The terracotta temples of Bengal are susceptible to rapidly degrading if neglected in Bengal’s humid climate. They can suffer from lichen, damp, pollution, and flooding. Plants take root easily unless removed after each monsoon. Damage can be caused by wilful removal of panels, renovation and unscientific restoration efforts. In this way hundreds of brick monuments are now lost or have become overgrown and ruinous, and dozens of others have been renovated. Many temples that were photographed and listed by surveyors in the 1960s and 70s no longer exist.

We know that when sutradhar guilds were active, they visited temples every few years to repair the structure, the terracotta panels, the wooden doors, and the fresco paintings. They also left instructions with the patrons on general upkeep and maintenance. With the decline of sutradhar guilds, this annual upkeep has stopped. Some monuments are now protected and conserved by government archaeology departments in India and Bangladesh.
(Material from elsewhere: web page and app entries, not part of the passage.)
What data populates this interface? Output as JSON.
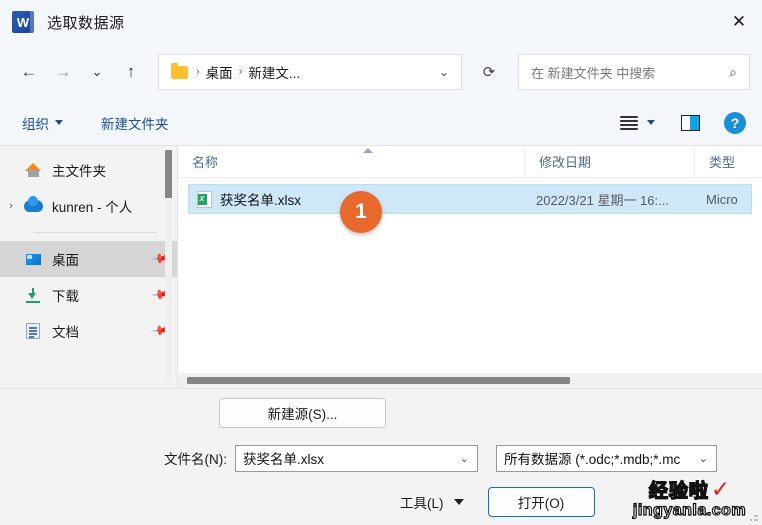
{
  "window": {
    "title": "选取数据源",
    "app_icon": "word-icon",
    "close_label": "✕"
  },
  "nav": {
    "back": "←",
    "forward": "→",
    "recent": "⌄",
    "up": "↑",
    "refresh": "⟳",
    "breadcrumb": {
      "folder_icon": "folder-icon",
      "separator": "›",
      "items": [
        "桌面",
        "新建文..."
      ]
    },
    "address_chevron": "⌄"
  },
  "search": {
    "placeholder": "在 新建文件夹 中搜索",
    "icon": "search-icon"
  },
  "commandbar": {
    "organize_label": "组织",
    "new_folder_label": "新建文件夹",
    "view_icon": "list-view-icon",
    "view_chevron": "chevron-down-icon",
    "preview_pane_icon": "preview-pane-icon",
    "help_label": "?"
  },
  "sidebar": {
    "items": [
      {
        "label": "主文件夹",
        "icon": "home-icon",
        "expander": false,
        "pinned": false,
        "selected": false
      },
      {
        "label": "kunren - 个人",
        "icon": "onedrive-cloud-icon",
        "expander": true,
        "pinned": false,
        "selected": false
      },
      {
        "label": "桌面",
        "icon": "desktop-icon",
        "expander": false,
        "pinned": true,
        "selected": true
      },
      {
        "label": "下载",
        "icon": "download-icon",
        "expander": false,
        "pinned": true,
        "selected": false
      },
      {
        "label": "文档",
        "icon": "documents-icon",
        "expander": false,
        "pinned": true,
        "selected": false
      }
    ],
    "expander_glyph": "›",
    "pin_glyph": "📌"
  },
  "filelist": {
    "columns": [
      "名称",
      "修改日期",
      "类型"
    ],
    "sort_indicator": "ascending",
    "rows": [
      {
        "name": "获奖名单.xlsx",
        "date": "2022/3/21 星期一 16:...",
        "type": "Micro",
        "icon": "excel-file-icon",
        "selected": true
      }
    ],
    "annotation_badge": "1"
  },
  "footer": {
    "new_source_label": "新建源(S)...",
    "filename_label": "文件名(N):",
    "filename_value": "获奖名单.xlsx",
    "filetype_value": "所有数据源 (*.odc;*.mdb;*.mc",
    "tools_label": "工具(L)",
    "open_label": "打开(O)"
  },
  "watermark": {
    "top": "经验啦",
    "check": "✓",
    "bottom": "jingyanla.com"
  },
  "colors": {
    "accent_blue": "#0a72bb",
    "link_blue": "#1d4f91",
    "selection_blue": "#cfe8f7",
    "badge_orange": "#e8692c",
    "excel_green": "#21a366",
    "watermark_red": "#e02020"
  }
}
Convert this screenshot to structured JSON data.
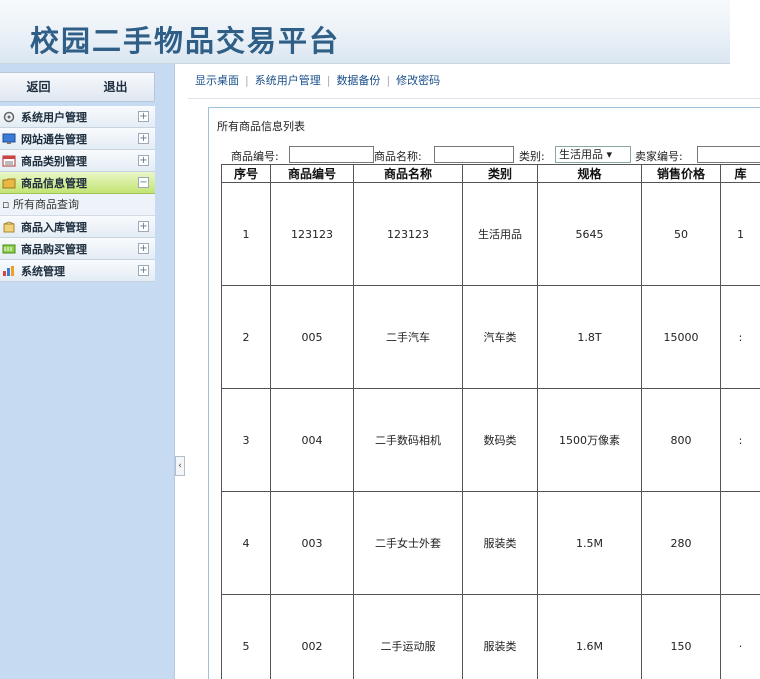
{
  "app": {
    "title": "校园二手物品交易平台"
  },
  "sidebar": {
    "buttons": {
      "back": "返回",
      "logout": "退出"
    },
    "items": [
      {
        "label": "系统用户管理",
        "icon": "gear-icon",
        "expanded": false
      },
      {
        "label": "网站通告管理",
        "icon": "monitor-icon",
        "expanded": false
      },
      {
        "label": "商品类别管理",
        "icon": "list-icon",
        "expanded": false
      },
      {
        "label": "商品信息管理",
        "icon": "folder-icon",
        "expanded": true
      },
      {
        "label": "商品入库管理",
        "icon": "box-icon",
        "expanded": false
      },
      {
        "label": "商品购买管理",
        "icon": "cart-icon",
        "expanded": false
      },
      {
        "label": "系统管理",
        "icon": "chart-icon",
        "expanded": false
      }
    ],
    "subitem": "所有商品查询",
    "collapse_glyph": "‹",
    "plus_glyph": "+",
    "minus_glyph": "−"
  },
  "topnav": {
    "links": [
      "显示桌面",
      "系统用户管理",
      "数据备份",
      "修改密码"
    ],
    "separator": "|"
  },
  "panel": {
    "title": "所有商品信息列表",
    "search": {
      "code_label": "商品编号:",
      "name_label": "商品名称:",
      "category_label": "类别:",
      "category_value": "生活用品 ▾",
      "seller_label": "卖家编号:"
    }
  },
  "table": {
    "headers": [
      "序号",
      "商品编号",
      "商品名称",
      "类别",
      "规格",
      "销售价格",
      "库"
    ],
    "rows": [
      [
        "1",
        "123123",
        "123123",
        "生活用品",
        "5645",
        "50",
        "1"
      ],
      [
        "2",
        "005",
        "二手汽车",
        "汽车类",
        "1.8T",
        "15000",
        ":"
      ],
      [
        "3",
        "004",
        "二手数码相机",
        "数码类",
        "1500万像素",
        "800",
        ":"
      ],
      [
        "4",
        "003",
        "二手女士外套",
        "服装类",
        "1.5M",
        "280",
        ""
      ],
      [
        "5",
        "002",
        "二手运动服",
        "服装类",
        "1.6M",
        "150",
        "·"
      ]
    ]
  },
  "colors": {
    "title": "#2f5f86",
    "sidebar_bg": "#c6daf2",
    "active_item": "#c3e473",
    "link": "#1a4f8a",
    "panel_border": "#9fc1d9"
  }
}
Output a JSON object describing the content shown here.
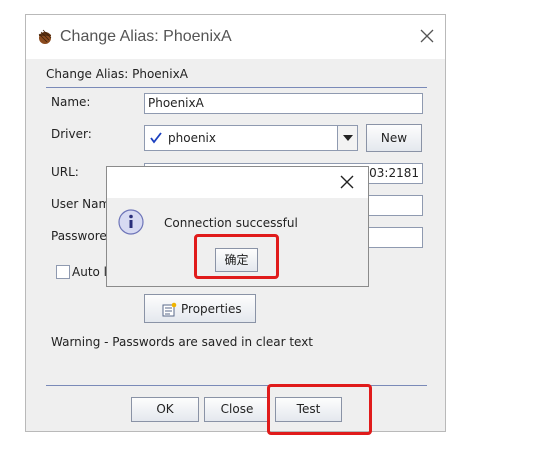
{
  "window": {
    "title": "Change Alias: PhoenixA",
    "panel_title": "Change Alias: PhoenixA"
  },
  "form": {
    "name_label": "Name:",
    "name_value": "PhoenixA",
    "driver_label": "Driver:",
    "driver_value": "phoenix",
    "new_button": "New",
    "url_label": "URL:",
    "url_value": "103:2181",
    "user_label": "User Nam",
    "password_label": "Passwore",
    "auto_label": "Auto lo",
    "properties_button": "Properties",
    "warning_text": "Warning - Passwords are saved in clear text"
  },
  "buttons": {
    "ok": "OK",
    "close": "Close",
    "test": "Test"
  },
  "dialog": {
    "message": "Connection successful",
    "confirm_button": "确定"
  },
  "colors": {
    "highlight": "#e01b1b",
    "separator": "#7a8ab8",
    "check": "#1a3fbf"
  },
  "icons": [
    "acorn-icon",
    "close-icon",
    "checkmark-icon",
    "dropdown-arrow-icon",
    "properties-icon",
    "info-icon"
  ]
}
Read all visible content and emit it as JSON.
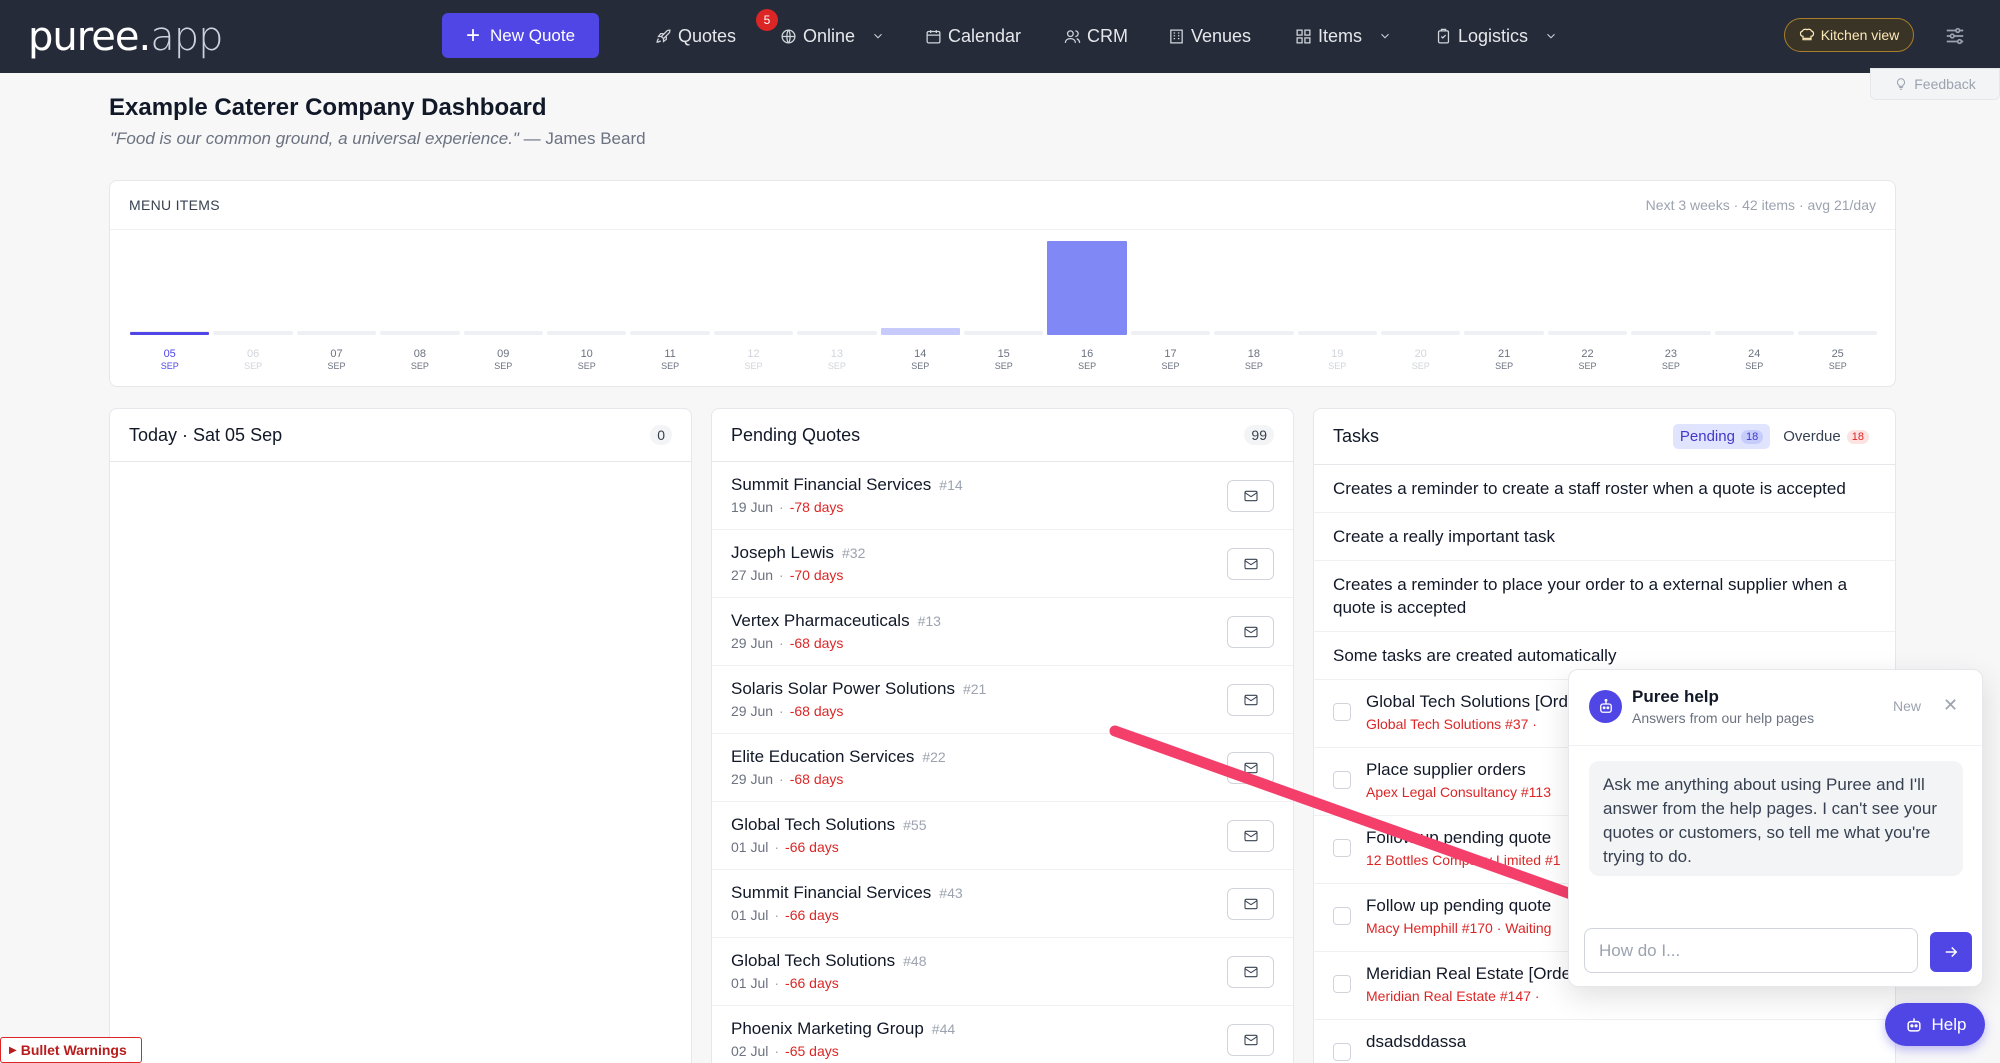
{
  "nav": {
    "logo_main": "puree",
    "logo_dot": ".",
    "logo_app": "app",
    "new_quote": "New Quote",
    "items": [
      {
        "label": "Quotes",
        "icon": "rocket-icon"
      },
      {
        "label": "Online",
        "icon": "globe-icon"
      },
      {
        "label": "Calendar",
        "icon": "calendar-icon"
      },
      {
        "label": "CRM",
        "icon": "users-icon"
      },
      {
        "label": "Venues",
        "icon": "building-icon"
      },
      {
        "label": "Items",
        "icon": "grid-icon"
      },
      {
        "label": "Logistics",
        "icon": "clipboard-icon"
      }
    ],
    "quotes_badge": "5",
    "kitchen_view": "Kitchen view"
  },
  "feedback": "Feedback",
  "page": {
    "title": "Example Caterer Company Dashboard",
    "quote_text": "\"Food is our common ground, a universal experience.\"",
    "quote_author": " — James Beard"
  },
  "chart": {
    "title": "MENU ITEMS",
    "meta": "Next 3 weeks · 42 items · avg 21/day",
    "colors": {
      "bar": "#8088f5",
      "today": "#5046e5"
    }
  },
  "chart_data": {
    "type": "bar",
    "categories": [
      "05 SEP",
      "06 SEP",
      "07 SEP",
      "08 SEP",
      "09 SEP",
      "10 SEP",
      "11 SEP",
      "12 SEP",
      "13 SEP",
      "14 SEP",
      "15 SEP",
      "16 SEP",
      "17 SEP",
      "18 SEP",
      "19 SEP",
      "20 SEP",
      "21 SEP",
      "22 SEP",
      "23 SEP",
      "24 SEP",
      "25 SEP"
    ],
    "days": [
      "05",
      "06",
      "07",
      "08",
      "09",
      "10",
      "11",
      "12",
      "13",
      "14",
      "15",
      "16",
      "17",
      "18",
      "19",
      "20",
      "21",
      "22",
      "23",
      "24",
      "25"
    ],
    "month": "SEP",
    "values": [
      0,
      0,
      0,
      0,
      0,
      0,
      0,
      0,
      0,
      2,
      0,
      40,
      0,
      0,
      0,
      0,
      0,
      0,
      0,
      0,
      0
    ],
    "dim": [
      false,
      true,
      false,
      false,
      false,
      false,
      false,
      true,
      true,
      false,
      false,
      false,
      false,
      false,
      true,
      true,
      false,
      false,
      false,
      false,
      false
    ],
    "today_index": 0,
    "ylim": [
      0,
      40
    ]
  },
  "today": {
    "title": "Today · Sat 05 Sep",
    "count": "0"
  },
  "pending": {
    "title": "Pending Quotes",
    "count": "99",
    "rows": [
      {
        "name": "Summit Financial Services",
        "num": "#14",
        "date": "19 Jun",
        "days": "-78 days"
      },
      {
        "name": "Joseph Lewis",
        "num": "#32",
        "date": "27 Jun",
        "days": "-70 days"
      },
      {
        "name": "Vertex Pharmaceuticals",
        "num": "#13",
        "date": "29 Jun",
        "days": "-68 days"
      },
      {
        "name": "Solaris Solar Power Solutions",
        "num": "#21",
        "date": "29 Jun",
        "days": "-68 days"
      },
      {
        "name": "Elite Education Services",
        "num": "#22",
        "date": "29 Jun",
        "days": "-68 days"
      },
      {
        "name": "Global Tech Solutions",
        "num": "#55",
        "date": "01 Jul",
        "days": "-66 days"
      },
      {
        "name": "Summit Financial Services",
        "num": "#43",
        "date": "01 Jul",
        "days": "-66 days"
      },
      {
        "name": "Global Tech Solutions",
        "num": "#48",
        "date": "01 Jul",
        "days": "-66 days"
      },
      {
        "name": "Phoenix Marketing Group",
        "num": "#44",
        "date": "02 Jul",
        "days": "-65 days"
      }
    ]
  },
  "tasks": {
    "title": "Tasks",
    "tab_pending": "Pending",
    "tab_pending_count": "18",
    "tab_overdue": "Overdue",
    "tab_overdue_count": "18",
    "info_rows": [
      "Creates a reminder to create a staff roster when a quote is accepted",
      "Create a really important task",
      "Creates a reminder to place your order to a external supplier when a quote is accepted",
      "Some tasks are created automatically"
    ],
    "rows": [
      {
        "name": "Global Tech Solutions [Ord",
        "sub": "Global Tech Solutions #37 ·"
      },
      {
        "name": "Place supplier orders",
        "sub": "Apex Legal Consultancy #113"
      },
      {
        "name": "Follow up pending quote",
        "sub": "12 Bottles Company Limited #1"
      },
      {
        "name": "Follow up pending quote",
        "sub": "Macy Hemphill #170 · Waiting"
      },
      {
        "name": "Meridian Real Estate [Orde",
        "sub": "Meridian Real Estate #147 ·"
      },
      {
        "name": "dsadsddassa",
        "sub": ""
      }
    ]
  },
  "help": {
    "title": "Puree help",
    "subtitle": "Answers from our help pages",
    "new": "New",
    "close": "✕",
    "message": "Ask me anything about using Puree and I'll answer from the help pages. I can't see your quotes or customers, so tell me what you're trying to do.",
    "placeholder": "How do I...",
    "fab_label": "Help"
  },
  "bullet_warnings": "Bullet Warnings",
  "annotation": {
    "arrow_color": "#f43f6b"
  }
}
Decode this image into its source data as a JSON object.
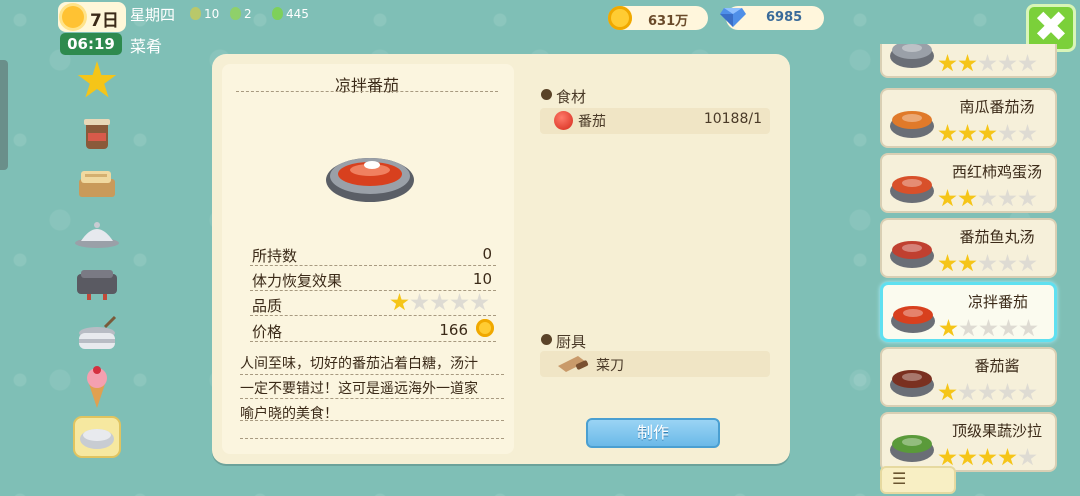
{
  "status": {
    "day": "7日",
    "time": "06:19",
    "weekday": "星期四",
    "stat1": "10",
    "stat2": "2",
    "stat3": "445",
    "category_title": "菜肴"
  },
  "currency": {
    "coins": "631万",
    "gems": "6985"
  },
  "close_label": "✖",
  "left_categories": [
    "star-icon",
    "drink-cup-icon",
    "bread-icon",
    "covered-dish-icon",
    "baking-tray-icon",
    "soup-pot-icon",
    "ice-cream-icon",
    "pot-icon"
  ],
  "detail": {
    "name": "凉拌番茄",
    "stats": [
      {
        "label": "所持数",
        "value": "0"
      },
      {
        "label": "体力恢复效果",
        "value": "10"
      },
      {
        "label": "品质",
        "value": ""
      },
      {
        "label": "价格",
        "value": "166"
      }
    ],
    "quality_stars": 1,
    "description_lines": [
      "人间至味，切好的番茄沾着白糖，汤汁",
      "一定不要错过！这可是遥远海外一道家",
      "喻户晓的美食！"
    ],
    "ingredients_title": "食材",
    "ingredient": {
      "name": "番茄",
      "count": "10188/1"
    },
    "tools_title": "厨具",
    "tool": {
      "name": "菜刀"
    },
    "make_label": "制作"
  },
  "recipes": [
    {
      "name": "",
      "stars": 2,
      "selected": false
    },
    {
      "name": "南瓜番茄汤",
      "stars": 3,
      "selected": false
    },
    {
      "name": "西红柿鸡蛋汤",
      "stars": 2,
      "selected": false
    },
    {
      "name": "番茄鱼丸汤",
      "stars": 2,
      "selected": false
    },
    {
      "name": "凉拌番茄",
      "stars": 1,
      "selected": true
    },
    {
      "name": "番茄酱",
      "stars": 1,
      "selected": false
    },
    {
      "name": "顶级果蔬沙拉",
      "stars": 4,
      "selected": false
    }
  ],
  "list_button": "☰",
  "colors": {
    "accent_green": "#7bd03a",
    "star_gold": "#f5c518",
    "button_blue": "#6bb9e8"
  }
}
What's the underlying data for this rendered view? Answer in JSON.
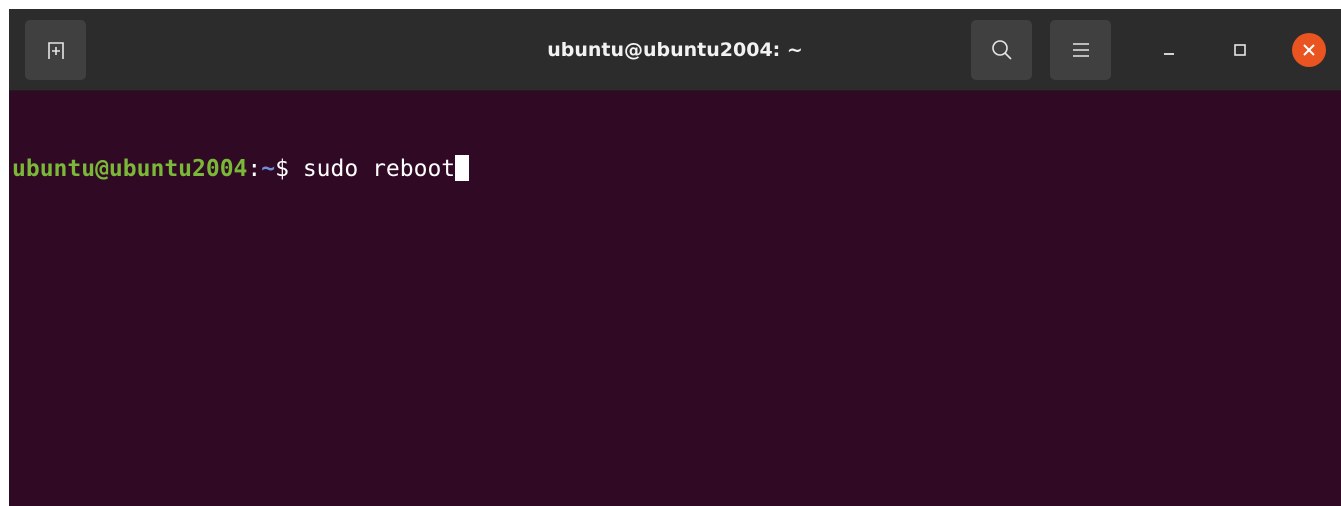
{
  "window": {
    "title": "ubuntu@ubuntu2004: ~"
  },
  "titlebar": {
    "new_tab_icon": "new-tab-icon",
    "search_icon": "search-icon",
    "menu_icon": "hamburger-menu-icon",
    "minimize_icon": "minimize-icon",
    "maximize_icon": "maximize-icon",
    "close_icon": "close-icon"
  },
  "terminal": {
    "prompt_user_host": "ubuntu@ubuntu2004",
    "prompt_colon": ":",
    "prompt_cwd": "~",
    "prompt_dollar": "$",
    "command": " sudo reboot"
  },
  "colors": {
    "terminal_bg": "#300a24",
    "titlebar_bg": "#2c2c2c",
    "button_bg": "#404040",
    "prompt_green": "#7ab838",
    "prompt_blue": "#6f8fd6",
    "close_orange": "#e95420"
  }
}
However, it is not possible for the government to undertake conservation of hundreds of temples. Education and awareness at village level, responsible tourism, and carefully managed local conservation initiatives are the only way to save the vast majority of medieval brick temples.

Rajrajeswara Temple at Kotulpur, Hugli District

In 2018, I started an initiative through the Bengal Heritage Foundation in London to raise funds for a local conservation initiative. We engaged directly with heritage volunteers based in Kolkata and Bardhaman. Monuments needing immediate conservation were identified in the villages of Kendur in south Bardhaman, Ghoshpur in Medinipur, Suhari in east Bardhaman, and Achkoda in Purulia. Following discussions with villagers and local government authorities, conservation work was undertaken in Kendur, Ghoshpur, and Suhari.

Conservation work in Bengal is difficult. The temples are often in remote, isolated villages that are hard to reach with no places to stay. Restoring brick structures and terracotta decoration is painstaking and time-consuming, and requires manual work in several phases under expert guidance. Very little work can be undertaken during the hot summer months or the rainy season. Complications arise due to vested interests and local politics. Not all initiatives are successful. Our conservation efforts are documented via Facebook at Bengal Terracotta Conservation.